    Best to you and Leigh,

  • I agree Redboots! And how wonderful to see you here too. love to you and Leo!

  • Thanks for the comments you two. Redboots, my year was similar but I’m determined to reach new heights this year. Take care and happy 2012!
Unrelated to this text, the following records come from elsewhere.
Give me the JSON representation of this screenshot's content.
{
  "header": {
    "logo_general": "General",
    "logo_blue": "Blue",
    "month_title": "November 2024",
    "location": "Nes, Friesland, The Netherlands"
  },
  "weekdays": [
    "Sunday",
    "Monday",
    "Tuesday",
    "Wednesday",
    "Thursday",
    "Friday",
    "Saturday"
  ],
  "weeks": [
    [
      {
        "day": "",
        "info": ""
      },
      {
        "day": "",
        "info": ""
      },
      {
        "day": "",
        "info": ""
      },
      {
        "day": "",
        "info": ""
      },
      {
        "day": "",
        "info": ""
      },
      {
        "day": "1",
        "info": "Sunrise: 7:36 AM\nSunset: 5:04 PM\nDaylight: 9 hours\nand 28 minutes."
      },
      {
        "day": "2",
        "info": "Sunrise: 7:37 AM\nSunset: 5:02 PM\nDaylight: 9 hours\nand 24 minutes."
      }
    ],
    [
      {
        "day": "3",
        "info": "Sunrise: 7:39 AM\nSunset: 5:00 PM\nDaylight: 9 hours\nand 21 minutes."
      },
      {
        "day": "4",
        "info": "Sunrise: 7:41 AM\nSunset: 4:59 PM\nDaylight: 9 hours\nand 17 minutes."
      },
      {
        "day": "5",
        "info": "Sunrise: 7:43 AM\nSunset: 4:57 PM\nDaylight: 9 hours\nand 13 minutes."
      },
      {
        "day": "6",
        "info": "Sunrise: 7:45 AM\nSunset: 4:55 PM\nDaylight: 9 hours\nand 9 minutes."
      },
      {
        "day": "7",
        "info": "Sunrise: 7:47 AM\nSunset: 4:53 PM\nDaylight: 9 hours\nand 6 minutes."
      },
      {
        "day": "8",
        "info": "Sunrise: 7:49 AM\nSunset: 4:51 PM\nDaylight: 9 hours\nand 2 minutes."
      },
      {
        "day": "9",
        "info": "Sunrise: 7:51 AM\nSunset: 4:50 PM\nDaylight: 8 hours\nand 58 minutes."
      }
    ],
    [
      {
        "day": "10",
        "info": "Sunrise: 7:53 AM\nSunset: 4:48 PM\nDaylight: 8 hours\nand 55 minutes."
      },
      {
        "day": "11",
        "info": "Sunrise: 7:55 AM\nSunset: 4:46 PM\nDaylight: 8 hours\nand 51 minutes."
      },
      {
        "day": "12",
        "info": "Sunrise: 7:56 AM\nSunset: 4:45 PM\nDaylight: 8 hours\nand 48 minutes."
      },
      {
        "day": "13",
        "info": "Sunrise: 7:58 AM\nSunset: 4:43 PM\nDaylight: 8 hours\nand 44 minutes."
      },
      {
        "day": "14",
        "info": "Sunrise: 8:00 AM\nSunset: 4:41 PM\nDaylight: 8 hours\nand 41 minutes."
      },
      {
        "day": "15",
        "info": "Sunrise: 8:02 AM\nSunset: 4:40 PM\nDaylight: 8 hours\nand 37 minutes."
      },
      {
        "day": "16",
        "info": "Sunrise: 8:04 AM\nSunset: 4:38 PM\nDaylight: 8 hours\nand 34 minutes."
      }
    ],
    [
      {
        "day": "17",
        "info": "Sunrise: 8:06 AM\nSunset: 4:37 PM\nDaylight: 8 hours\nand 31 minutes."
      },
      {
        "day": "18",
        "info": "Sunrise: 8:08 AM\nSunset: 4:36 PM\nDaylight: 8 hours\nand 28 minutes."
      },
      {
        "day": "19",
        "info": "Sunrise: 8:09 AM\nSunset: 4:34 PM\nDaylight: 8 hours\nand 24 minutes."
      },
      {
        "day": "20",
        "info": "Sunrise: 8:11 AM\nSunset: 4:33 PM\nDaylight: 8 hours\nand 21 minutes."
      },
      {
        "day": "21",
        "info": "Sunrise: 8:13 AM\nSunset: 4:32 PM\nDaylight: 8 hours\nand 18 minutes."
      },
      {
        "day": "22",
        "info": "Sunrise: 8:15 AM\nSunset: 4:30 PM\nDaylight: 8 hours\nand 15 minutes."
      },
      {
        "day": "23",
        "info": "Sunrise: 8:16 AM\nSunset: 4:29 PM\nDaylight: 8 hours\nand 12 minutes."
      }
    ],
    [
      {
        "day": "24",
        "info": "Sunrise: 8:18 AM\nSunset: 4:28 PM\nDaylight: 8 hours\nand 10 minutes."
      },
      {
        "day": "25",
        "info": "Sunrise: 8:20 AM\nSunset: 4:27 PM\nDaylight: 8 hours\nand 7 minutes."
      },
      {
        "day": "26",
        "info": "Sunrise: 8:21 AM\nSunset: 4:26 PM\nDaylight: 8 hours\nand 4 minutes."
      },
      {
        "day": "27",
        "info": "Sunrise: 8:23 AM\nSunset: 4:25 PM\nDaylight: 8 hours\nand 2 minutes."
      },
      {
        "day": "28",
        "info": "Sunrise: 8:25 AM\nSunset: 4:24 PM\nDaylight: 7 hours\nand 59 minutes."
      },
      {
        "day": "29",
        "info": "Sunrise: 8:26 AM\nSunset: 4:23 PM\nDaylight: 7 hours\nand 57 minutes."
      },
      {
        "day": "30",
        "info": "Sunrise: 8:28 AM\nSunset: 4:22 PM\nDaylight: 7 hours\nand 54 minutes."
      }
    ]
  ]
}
  • I got both of your posts, Redboots. They are showing up on my page at least, so don’t worry. Thanks for commenting. Folks don’t know how encouraging that can be. I appreciate every word. I wish YOU had a blog post writing about your beloved NE TN and the hills from whence you come. Maybe you should think about that. Love ya, Mendy